Happy Thanksgiving. Here's a request to those of you who are cooking today: Go easy on the salt.
In case you haven't heard, salt is the latest target of the health police. First smoking, then fat, now salt .
In the case of smoking, I'm with the health cops all the way. As one country after another has banned indoor smoking, I've been fist-pumping . When the health crusaders turned to fat, I celebrated again . Trans fats? Don't need 'em . Soda? Disgusting .
But then they banned new fast-food restaurants in south L.A, and I freaked out . Cigarettes are industrial and nutrition-free, I figured. Trans fats and soda are artificial, too. But burgers and fries? The cooking's modern, but meat and potatoes are basic. They're food . You can't do that to food.
What happened to calories and saturated fat is now happening to salt: Public-health groups are clamoring for regulation, the FDA is holding hearings , and industry is adapting. Here's the latest from Reuters :
Burger King said on Wednesday it would limit sodium to 600 milligrams or less in all of its Kids Meals advertised to children younger than 12. ... McDonald's Corp already prepares its children's meals with less sodium. Its four-piece Chicken McNuggets Happy Meal ... has 390 calories and 570 milligrams of sodium. ... Burger King's currently advertised Kids Meal is its first to meet the new criteria. ... The meal has 340 calories and 505 milligrams of sodium.
That's still too much salt, but it's a start.
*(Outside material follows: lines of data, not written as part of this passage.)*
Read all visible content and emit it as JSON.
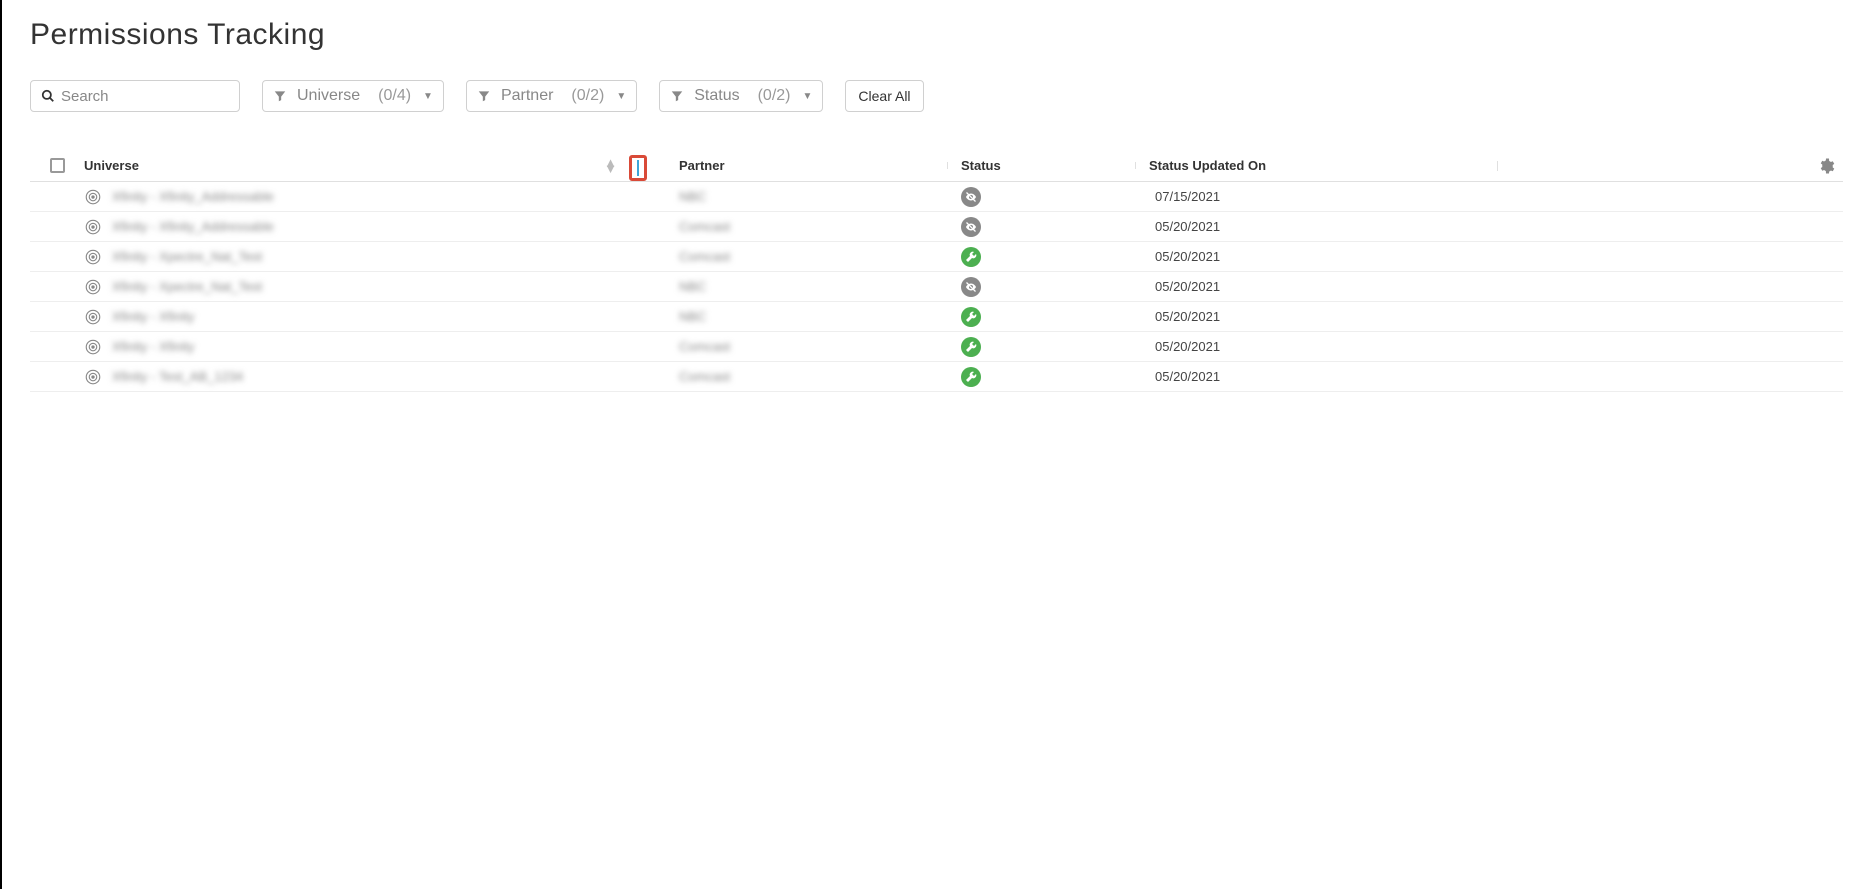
{
  "page": {
    "title": "Permissions Tracking"
  },
  "search": {
    "placeholder": "Search"
  },
  "filters": {
    "universe": {
      "label": "Universe",
      "count": "(0/4)"
    },
    "partner": {
      "label": "Partner",
      "count": "(0/2)"
    },
    "status": {
      "label": "Status",
      "count": "(0/2)"
    },
    "clear": "Clear All"
  },
  "columns": {
    "universe": "Universe",
    "partner": "Partner",
    "status": "Status",
    "updated": "Status Updated On"
  },
  "rows": [
    {
      "universe": "Xfinity - Xfinity_Addressable",
      "partner": "NBC",
      "status": "disabled",
      "updated": "07/15/2021"
    },
    {
      "universe": "Xfinity - Xfinity_Addressable",
      "partner": "Comcast",
      "status": "disabled",
      "updated": "05/20/2021"
    },
    {
      "universe": "Xfinity - Xpectre_Nat_Test",
      "partner": "Comcast",
      "status": "enabled",
      "updated": "05/20/2021"
    },
    {
      "universe": "Xfinity - Xpectre_Nat_Test",
      "partner": "NBC",
      "status": "disabled",
      "updated": "05/20/2021"
    },
    {
      "universe": "Xfinity - Xfinity",
      "partner": "NBC",
      "status": "enabled",
      "updated": "05/20/2021"
    },
    {
      "universe": "Xfinity - Xfinity",
      "partner": "Comcast",
      "status": "enabled",
      "updated": "05/20/2021"
    },
    {
      "universe": "Xfinity - Test_AB_1234",
      "partner": "Comcast",
      "status": "enabled",
      "updated": "05/20/2021"
    }
  ]
}
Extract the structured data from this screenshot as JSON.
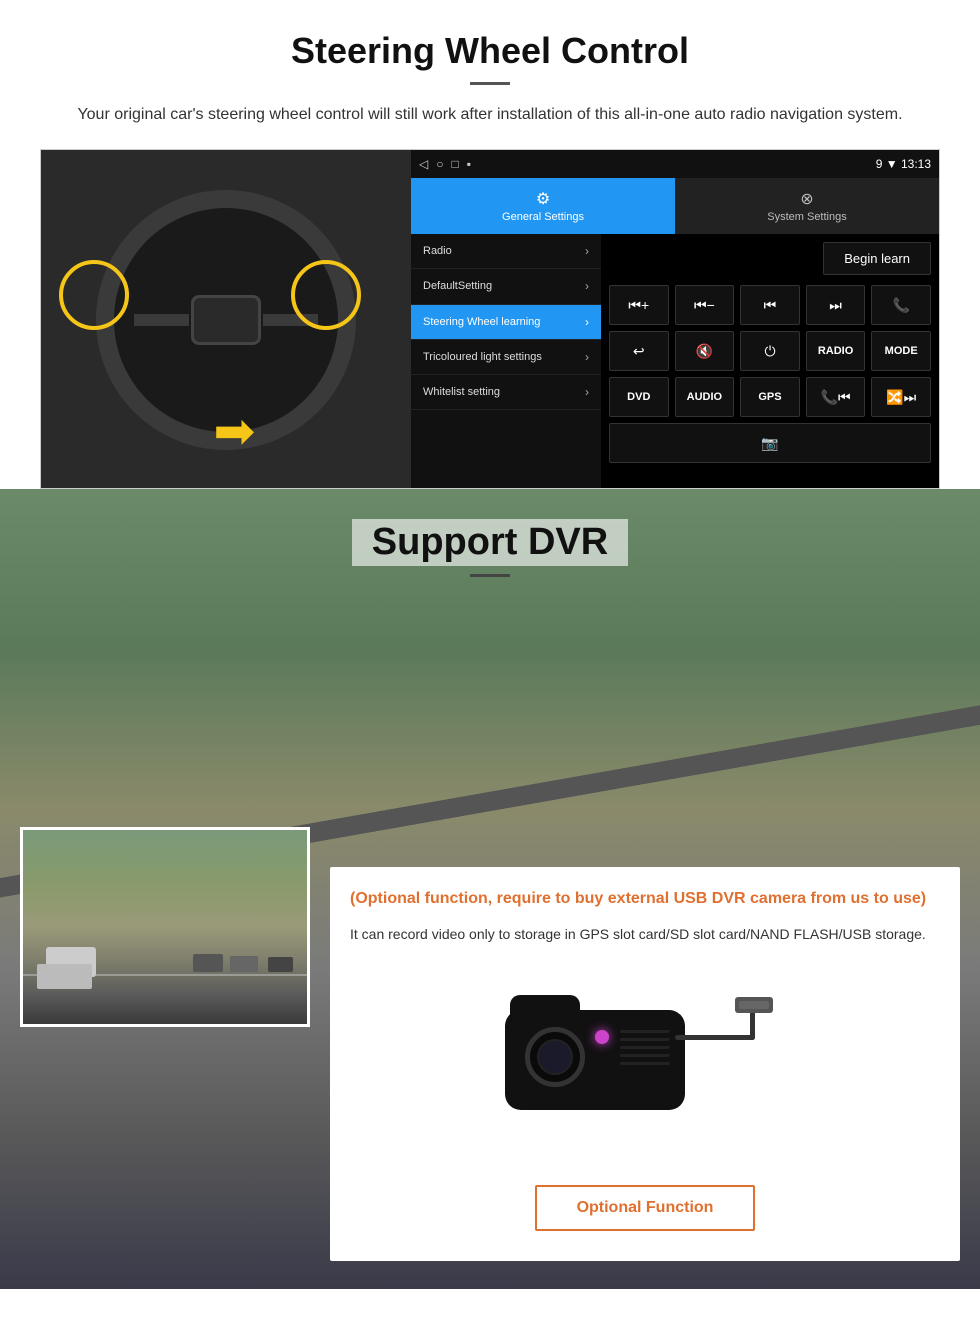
{
  "section1": {
    "title": "Steering Wheel Control",
    "subtitle": "Your original car's steering wheel control will still work after installation of this all-in-one auto radio navigation system.",
    "android_topbar": {
      "icons": [
        "◁",
        "○",
        "□",
        "▪"
      ],
      "status": "9 ▼ 13:13"
    },
    "tabs": [
      {
        "id": "general",
        "label": "General Settings",
        "icon": "⚙",
        "active": true
      },
      {
        "id": "system",
        "label": "System Settings",
        "icon": "⊗",
        "active": false
      }
    ],
    "menu_items": [
      {
        "label": "Radio",
        "active": false
      },
      {
        "label": "DefaultSetting",
        "active": false
      },
      {
        "label": "Steering Wheel learning",
        "active": true
      },
      {
        "label": "Tricoloured light settings",
        "active": false
      },
      {
        "label": "Whitelist setting",
        "active": false
      }
    ],
    "begin_learn_label": "Begin learn",
    "control_buttons_row1": [
      "⏮+",
      "⏮-",
      "⏮",
      "⏭",
      "📞"
    ],
    "control_buttons_row2": [
      "↩",
      "🔇",
      "⏻",
      "RADIO",
      "MODE"
    ],
    "control_buttons_row3": [
      "DVD",
      "AUDIO",
      "GPS",
      "📞⏮",
      "🔀⏭"
    ],
    "control_buttons_row4": [
      "📷"
    ]
  },
  "section2": {
    "title": "Support DVR",
    "optional_text": "(Optional function, require to buy external USB DVR camera from us to use)",
    "desc_text": "It can record video only to storage in GPS slot card/SD slot card/NAND FLASH/USB storage.",
    "optional_function_label": "Optional Function"
  }
}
And I'm with the health cops on this one. Salt is different from meat and potatoes. It's food, but it's also an additive. It's great that industry is reducing it voluntarily. If industry doesn't move far enough and the health cops want to restrict salt in prepared food, I won't cry. You can always add more salt from a shaker or from takeout packets.
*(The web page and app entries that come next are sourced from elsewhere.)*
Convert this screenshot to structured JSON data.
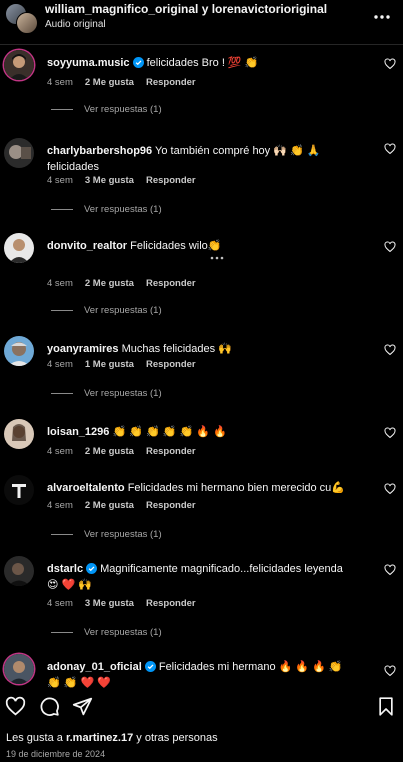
{
  "header": {
    "title": "william_magnifico_original y lorenavictorioriginal",
    "subtitle": "Audio original"
  },
  "comments": [
    {
      "username": "soyyuma.music",
      "verified": true,
      "text": "felicidades Bro ! 💯 👏",
      "age": "4 sem",
      "likes": "2 Me gusta",
      "reply": "Responder",
      "replies": "Ver respuestas (1)"
    },
    {
      "username": "charlybarbershop96",
      "verified": false,
      "text": "Yo también compré hoy 🙌🏻 👏 🙏 felicidades",
      "age": "4 sem",
      "likes": "3 Me gusta",
      "reply": "Responder",
      "replies": "Ver respuestas (1)"
    },
    {
      "username": "donvito_realtor",
      "verified": false,
      "text": "Felicidades wilo👏",
      "age": "4 sem",
      "likes": "2 Me gusta",
      "reply": "Responder",
      "replies": "Ver respuestas (1)"
    },
    {
      "username": "yoanyramires",
      "verified": false,
      "text": "Muchas felicidades 🙌",
      "age": "4 sem",
      "likes": "1 Me gusta",
      "reply": "Responder",
      "replies": "Ver respuestas (1)"
    },
    {
      "username": "loisan_1296",
      "verified": false,
      "text": "👏 👏 👏 👏 👏 🔥 🔥",
      "age": "4 sem",
      "likes": "2 Me gusta",
      "reply": "Responder",
      "replies": "Ver respuestas (1)"
    },
    {
      "username": "alvaroeltalento",
      "verified": false,
      "text": "Felicidades mi hermano bien merecido cu💪",
      "age": "4 sem",
      "likes": "2 Me gusta",
      "reply": "Responder",
      "replies": "Ver respuestas (1)"
    },
    {
      "username": "dstarlc",
      "verified": true,
      "text": "Magnificamente magnificado...felicidades leyenda 😍 ❤️ 🙌",
      "age": "4 sem",
      "likes": "3 Me gusta",
      "reply": "Responder",
      "replies": "Ver respuestas (1)"
    },
    {
      "username": "adonay_01_oficial",
      "verified": true,
      "text": "Felicidades mi hermano 🔥 🔥 🔥 👏 👏 👏 ❤️ ❤️"
    }
  ],
  "footer": {
    "likes_prefix": "Les gusta a",
    "likes_user": "r.martinez.17",
    "likes_suffix": "y otras personas",
    "date": "19 de diciembre de 2024"
  },
  "colors": {
    "background": "#000000",
    "verified": "#0095f6",
    "meta": "#a8a8a8"
  },
  "icons": [
    "more-vert-icon",
    "heart-icon",
    "comment-icon",
    "share-icon",
    "bookmark-icon",
    "verified-badge-icon"
  ]
}
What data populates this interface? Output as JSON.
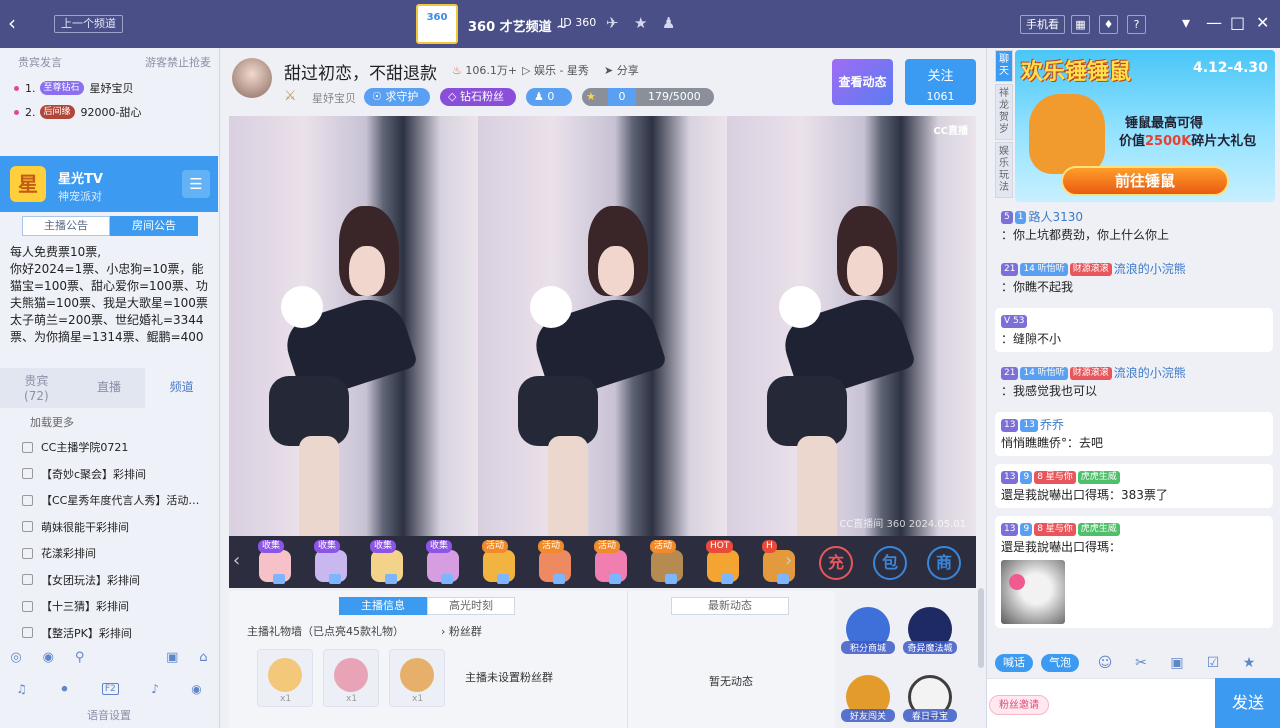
{
  "titlebar": {
    "back_icon": "chevron-left-icon",
    "prev_channel": "上一个频道",
    "channel_name": "360 才艺频道 ~",
    "channel_id": "ID 360",
    "mobile_watch": "手机看"
  },
  "left": {
    "head_left": "贵宾发言",
    "head_right": "游客禁止抢麦",
    "ranks": [
      {
        "num": "1.",
        "badge": "至尊钻石",
        "badge_color": "#8a6ff0",
        "name": "星妤宝贝"
      },
      {
        "num": "2.",
        "badge": "后间缘",
        "badge_color": "#b0473a",
        "name": "92000-甜心"
      }
    ],
    "star_name": "星光TV",
    "star_sub": "神宠派对",
    "notice_tabs": [
      "主播公告",
      "房间公告"
    ],
    "notice_lines": [
      "每人免费票10票,",
      "你好2024=1票、小忠狗=10票，能猫宝=100票、甜心爱你=100票、功夫熊猫=100票、我是大歌星=100票",
      "太子萌兰=200票、世纪婚礼=3344票、为你摘星=1314票、鲲鹏=400"
    ],
    "tabs": [
      "贵宾\n(72)",
      "直播",
      "频道"
    ],
    "load_more": "加载更多",
    "channels": [
      "CC主播学院0721",
      "【奇妙c聚会】彩排间",
      "【CC星秀年度代言人秀】活动…",
      "萌妹很能干彩排间",
      "花漾彩排间",
      "【女团玩法】彩排间",
      "【十三猜】彩排间",
      "【整活PK】彩排间"
    ],
    "voice_settings": "语音设置"
  },
  "room": {
    "title": "甜过初恋，不甜退款",
    "hot": "106.1万+",
    "category": "娱乐 - 星秀",
    "share": "分享",
    "anchor": "星妤宝贝",
    "guard": "求守护",
    "fans": "钻石粉丝",
    "count": "0",
    "level": "0",
    "progress": "179/5000",
    "dynamic_btn": "查看动态",
    "follow": "关注",
    "follow_count": "1061"
  },
  "video": {
    "logo": "CC直播",
    "watermark": "CC直播间 360 2024.05.01"
  },
  "gifts": [
    {
      "tag": "收集",
      "tag_color": "#8d54e8",
      "color": "#f6c2c8"
    },
    {
      "tag": "收集",
      "tag_color": "#8d54e8",
      "color": "#c9b7f0"
    },
    {
      "tag": "收集",
      "tag_color": "#8d54e8",
      "color": "#f3d28a"
    },
    {
      "tag": "收集",
      "tag_color": "#8d54e8",
      "color": "#d69ee0"
    },
    {
      "tag": "活动",
      "tag_color": "#f08a2a",
      "color": "#f2b441"
    },
    {
      "tag": "活动",
      "tag_color": "#f08a2a",
      "color": "#ed8a61"
    },
    {
      "tag": "活动",
      "tag_color": "#f08a2a",
      "color": "#f07eb0"
    },
    {
      "tag": "活动",
      "tag_color": "#f08a2a",
      "color": "#b58b52"
    },
    {
      "tag": "HOT",
      "tag_color": "#ea4a3a",
      "color": "#f3a432"
    },
    {
      "tag": "H",
      "tag_color": "#ea4a3a",
      "color": "#e39a3c"
    }
  ],
  "gift_icons": [
    {
      "glyph": "充",
      "color": "#e8565b"
    },
    {
      "glyph": "包",
      "color": "#3a86d8"
    },
    {
      "glyph": "商",
      "color": "#3a86d8"
    }
  ],
  "lower": {
    "tabs": [
      "主播信息",
      "高光时刻"
    ],
    "dyn_tab": "最新动态",
    "gift_wall": "主播礼物墙（已点亮45款礼物）",
    "fans_group": "粉丝群",
    "gift_counts": [
      "x1",
      "x1",
      "x1"
    ],
    "no_fans": "主播未设置粉丝群",
    "no_dyn": "暂无动态"
  },
  "apps": [
    {
      "label": "积分商城",
      "color": "#3f6fd8"
    },
    {
      "label": "奇异魔法城",
      "color": "#1e2a64"
    },
    {
      "label": "好友闯关",
      "color": "#e39b2c"
    },
    {
      "label": "春日寻宝",
      "color": "#3e3e3e"
    }
  ],
  "right": {
    "side_tabs": [
      "聊天",
      "祥龙贺岁",
      "娱乐玩法"
    ],
    "banner_title": "欢乐锤锤鼠",
    "banner_date": "4.12-4.30",
    "banner_line1": "锤鼠最高可得",
    "banner_line2_pre": "价值",
    "banner_line2_hl": "2500K",
    "banner_line2_post": "碎片大礼包",
    "banner_btn": "前往锤鼠",
    "messages": [
      {
        "badges": [
          "5",
          "1"
        ],
        "nick": "路人3130",
        "text": "：你上坑都费劲，你上什么你上",
        "card": false
      },
      {
        "badges": [
          "21",
          "14 听怡听",
          "财源滚滚"
        ],
        "nick": "流浪的小浣熊",
        "text": "：你瞧不起我",
        "card": false
      },
      {
        "badges": [
          "V 53"
        ],
        "nick": "",
        "text": "：缝隙不小",
        "card": true
      },
      {
        "badges": [
          "21",
          "14 听怡听",
          "财源滚滚"
        ],
        "nick": "流浪的小浣熊",
        "text": "：我感觉我也可以",
        "card": false
      },
      {
        "badges": [
          "13",
          "13"
        ],
        "nick": "乔乔",
        "text": "悄悄瞧瞧侨°：去吧",
        "card": true
      },
      {
        "badges": [
          "13",
          "9",
          "8 星与你",
          "虎虎生威"
        ],
        "nick": "",
        "text": "還是莪說嚇出口得瑪：383票了",
        "card": true
      },
      {
        "badges": [
          "13",
          "9",
          "8 星与你",
          "虎虎生威"
        ],
        "nick": "",
        "text": "還是莪說嚇出口得瑪：",
        "card": true,
        "image": true
      }
    ],
    "input_btns": [
      "喊话",
      "气泡"
    ],
    "fan_tag": "粉丝邀请",
    "send": "发送"
  }
}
Here's my pitch to the burger joints: Thanks for letting us choose whether to leave out the lettuce and tomatoes. Do the same with salt